These beautiful custom medals are worn by none other than the 2012 London Olympians.

Have you seen the medals yet?  Here they are and they are gorgeous.  Gorgeous!  We can’t seem to stop admiring the elegance of the design and we’re sure you can either.

The largest medals ever made in the history of the Olympics, the medals measure 85mm in diameter and 7mm thick.  The front of the medals features the official London 2012 logo placed over a variety of lines and geometric shapes that are meant to represent the energy of London. The backs feature the Greek Goddess, Nike standing in front of the 1896 Panathenaic stadium.

The gold medals are made up of 92.5% silver and only 1/34% gold, with the remainder being copper.  The silver medal is made up of 92.5% silver and the rest is copper.  And finally, the bronze is made up of 97.0% copper, 2.5% zinc and .5% tin.  Metals were minded in Utah, Mongolia, Australia, and England.  Interesting, isn’t it?  Most of us here at the office always assumed, or perhaps hoped that they were each purely of the metal they appeared to be.
The deeper, older story behind the medal itself is a long-told one.

The Olympic medals’ circular form is a metaphor for the world. The front of the medal always depicts the same imagery at the Summer Games – the Greek Goddess of Victory, Nike, stepping out of the depiction of the Parthenon to arrive in the Host City.

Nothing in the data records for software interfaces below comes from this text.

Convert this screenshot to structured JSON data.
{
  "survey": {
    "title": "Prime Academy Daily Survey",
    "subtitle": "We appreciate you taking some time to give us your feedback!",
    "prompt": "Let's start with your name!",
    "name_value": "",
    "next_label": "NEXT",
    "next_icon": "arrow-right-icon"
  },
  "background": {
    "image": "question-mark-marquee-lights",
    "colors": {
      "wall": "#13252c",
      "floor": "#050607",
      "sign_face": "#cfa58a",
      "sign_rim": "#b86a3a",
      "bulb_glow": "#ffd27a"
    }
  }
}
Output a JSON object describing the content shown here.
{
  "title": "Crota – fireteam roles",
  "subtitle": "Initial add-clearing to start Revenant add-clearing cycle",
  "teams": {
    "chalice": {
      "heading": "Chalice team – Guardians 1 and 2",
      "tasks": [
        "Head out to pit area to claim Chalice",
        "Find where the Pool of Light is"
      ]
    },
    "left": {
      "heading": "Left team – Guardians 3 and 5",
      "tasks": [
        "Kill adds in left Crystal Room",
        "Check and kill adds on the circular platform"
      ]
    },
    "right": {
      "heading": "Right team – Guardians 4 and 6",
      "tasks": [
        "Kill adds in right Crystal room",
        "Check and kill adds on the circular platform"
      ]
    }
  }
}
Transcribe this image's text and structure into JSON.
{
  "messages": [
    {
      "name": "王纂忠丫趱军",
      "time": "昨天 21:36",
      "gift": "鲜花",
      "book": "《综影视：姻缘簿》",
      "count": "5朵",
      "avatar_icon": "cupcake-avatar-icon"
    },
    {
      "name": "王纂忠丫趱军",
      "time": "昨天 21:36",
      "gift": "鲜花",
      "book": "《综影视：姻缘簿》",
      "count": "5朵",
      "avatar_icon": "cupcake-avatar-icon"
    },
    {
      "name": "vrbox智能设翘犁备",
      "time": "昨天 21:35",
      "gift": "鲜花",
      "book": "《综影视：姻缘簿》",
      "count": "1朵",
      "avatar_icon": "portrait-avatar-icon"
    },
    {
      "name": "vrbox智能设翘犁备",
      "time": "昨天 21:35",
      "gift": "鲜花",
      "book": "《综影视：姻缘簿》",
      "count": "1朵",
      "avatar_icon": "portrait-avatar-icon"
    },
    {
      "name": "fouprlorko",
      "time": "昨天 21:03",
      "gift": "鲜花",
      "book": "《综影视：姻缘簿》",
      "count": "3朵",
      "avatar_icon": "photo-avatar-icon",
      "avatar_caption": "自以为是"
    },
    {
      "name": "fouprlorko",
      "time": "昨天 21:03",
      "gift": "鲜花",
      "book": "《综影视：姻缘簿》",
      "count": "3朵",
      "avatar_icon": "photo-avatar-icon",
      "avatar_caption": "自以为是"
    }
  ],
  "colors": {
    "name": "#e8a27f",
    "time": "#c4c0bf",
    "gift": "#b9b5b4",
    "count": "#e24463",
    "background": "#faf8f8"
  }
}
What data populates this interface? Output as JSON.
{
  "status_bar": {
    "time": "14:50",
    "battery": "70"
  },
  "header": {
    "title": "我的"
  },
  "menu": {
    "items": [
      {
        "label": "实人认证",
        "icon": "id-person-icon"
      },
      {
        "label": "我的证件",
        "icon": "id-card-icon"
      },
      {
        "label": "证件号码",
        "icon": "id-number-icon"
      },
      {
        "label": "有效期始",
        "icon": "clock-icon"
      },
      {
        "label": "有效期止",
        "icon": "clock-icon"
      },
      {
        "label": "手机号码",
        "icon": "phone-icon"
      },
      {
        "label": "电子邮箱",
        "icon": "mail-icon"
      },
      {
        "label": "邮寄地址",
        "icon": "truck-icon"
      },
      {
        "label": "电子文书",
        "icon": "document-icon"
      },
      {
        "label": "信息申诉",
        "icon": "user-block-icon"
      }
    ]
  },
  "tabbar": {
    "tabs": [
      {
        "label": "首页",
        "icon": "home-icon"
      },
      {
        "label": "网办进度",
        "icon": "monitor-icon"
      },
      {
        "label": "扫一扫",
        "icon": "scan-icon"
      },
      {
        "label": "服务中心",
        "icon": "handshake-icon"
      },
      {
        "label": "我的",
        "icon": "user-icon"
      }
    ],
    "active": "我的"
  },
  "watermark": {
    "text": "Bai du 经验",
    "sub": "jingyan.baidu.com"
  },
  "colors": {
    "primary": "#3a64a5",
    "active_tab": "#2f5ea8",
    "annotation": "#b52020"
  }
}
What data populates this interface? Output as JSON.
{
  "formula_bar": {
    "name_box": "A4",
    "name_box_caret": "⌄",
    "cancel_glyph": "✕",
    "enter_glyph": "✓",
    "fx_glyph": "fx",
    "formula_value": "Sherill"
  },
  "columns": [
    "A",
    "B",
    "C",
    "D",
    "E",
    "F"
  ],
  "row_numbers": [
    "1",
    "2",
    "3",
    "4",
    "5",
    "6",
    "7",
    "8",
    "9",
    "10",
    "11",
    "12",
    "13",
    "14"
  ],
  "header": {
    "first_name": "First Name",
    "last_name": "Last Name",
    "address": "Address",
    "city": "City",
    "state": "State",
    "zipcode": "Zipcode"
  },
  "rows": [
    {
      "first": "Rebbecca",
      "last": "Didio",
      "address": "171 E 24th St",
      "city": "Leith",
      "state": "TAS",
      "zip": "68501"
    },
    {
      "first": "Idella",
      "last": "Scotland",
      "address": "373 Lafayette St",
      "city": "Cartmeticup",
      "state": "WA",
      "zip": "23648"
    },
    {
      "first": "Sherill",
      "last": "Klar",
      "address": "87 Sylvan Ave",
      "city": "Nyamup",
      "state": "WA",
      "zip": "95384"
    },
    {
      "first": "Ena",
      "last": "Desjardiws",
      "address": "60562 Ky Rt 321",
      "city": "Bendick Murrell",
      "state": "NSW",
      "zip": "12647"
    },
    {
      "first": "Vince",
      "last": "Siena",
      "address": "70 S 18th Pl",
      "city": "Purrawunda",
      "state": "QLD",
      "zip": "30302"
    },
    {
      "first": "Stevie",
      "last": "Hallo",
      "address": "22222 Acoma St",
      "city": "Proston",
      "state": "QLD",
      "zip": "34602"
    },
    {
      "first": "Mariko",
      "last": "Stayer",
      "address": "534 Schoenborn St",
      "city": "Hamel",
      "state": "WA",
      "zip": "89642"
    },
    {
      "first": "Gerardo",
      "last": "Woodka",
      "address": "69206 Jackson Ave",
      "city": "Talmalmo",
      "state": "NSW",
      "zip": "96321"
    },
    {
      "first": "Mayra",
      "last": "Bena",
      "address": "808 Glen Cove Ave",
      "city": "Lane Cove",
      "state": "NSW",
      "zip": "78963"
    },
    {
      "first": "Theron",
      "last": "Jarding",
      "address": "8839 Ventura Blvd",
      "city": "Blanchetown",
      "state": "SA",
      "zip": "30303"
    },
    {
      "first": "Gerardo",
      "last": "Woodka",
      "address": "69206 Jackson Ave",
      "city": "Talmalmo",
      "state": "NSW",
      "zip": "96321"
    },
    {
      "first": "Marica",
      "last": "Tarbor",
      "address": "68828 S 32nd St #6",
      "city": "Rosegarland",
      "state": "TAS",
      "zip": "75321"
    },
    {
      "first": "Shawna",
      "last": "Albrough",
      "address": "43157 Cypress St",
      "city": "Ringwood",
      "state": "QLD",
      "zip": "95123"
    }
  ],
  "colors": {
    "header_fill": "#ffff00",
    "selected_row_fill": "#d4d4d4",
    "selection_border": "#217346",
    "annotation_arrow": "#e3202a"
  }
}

The design for the reverse features five symbolic elements:
1.  The curved background implies a bowl similar to the design of an amphitheater.
2.  The core emblem is an architectural expression, a metaphor for the modern city, and is deliberately jewel-like.
3.  The grid suggests both a pulling together and a sense of outreach – an image of radiating energy that represents the athletes’ efforts.
4.  The River Thames in the background is a symbol for London and also suggests a fluttering baroque ribbon, adding a sense of celebration.
5.  The square is the final balancing motif of the design, opposing the overall circularity of the design, emphasizing its focus on the centre and reinforcing the sense of ‘place’ as in a map inset.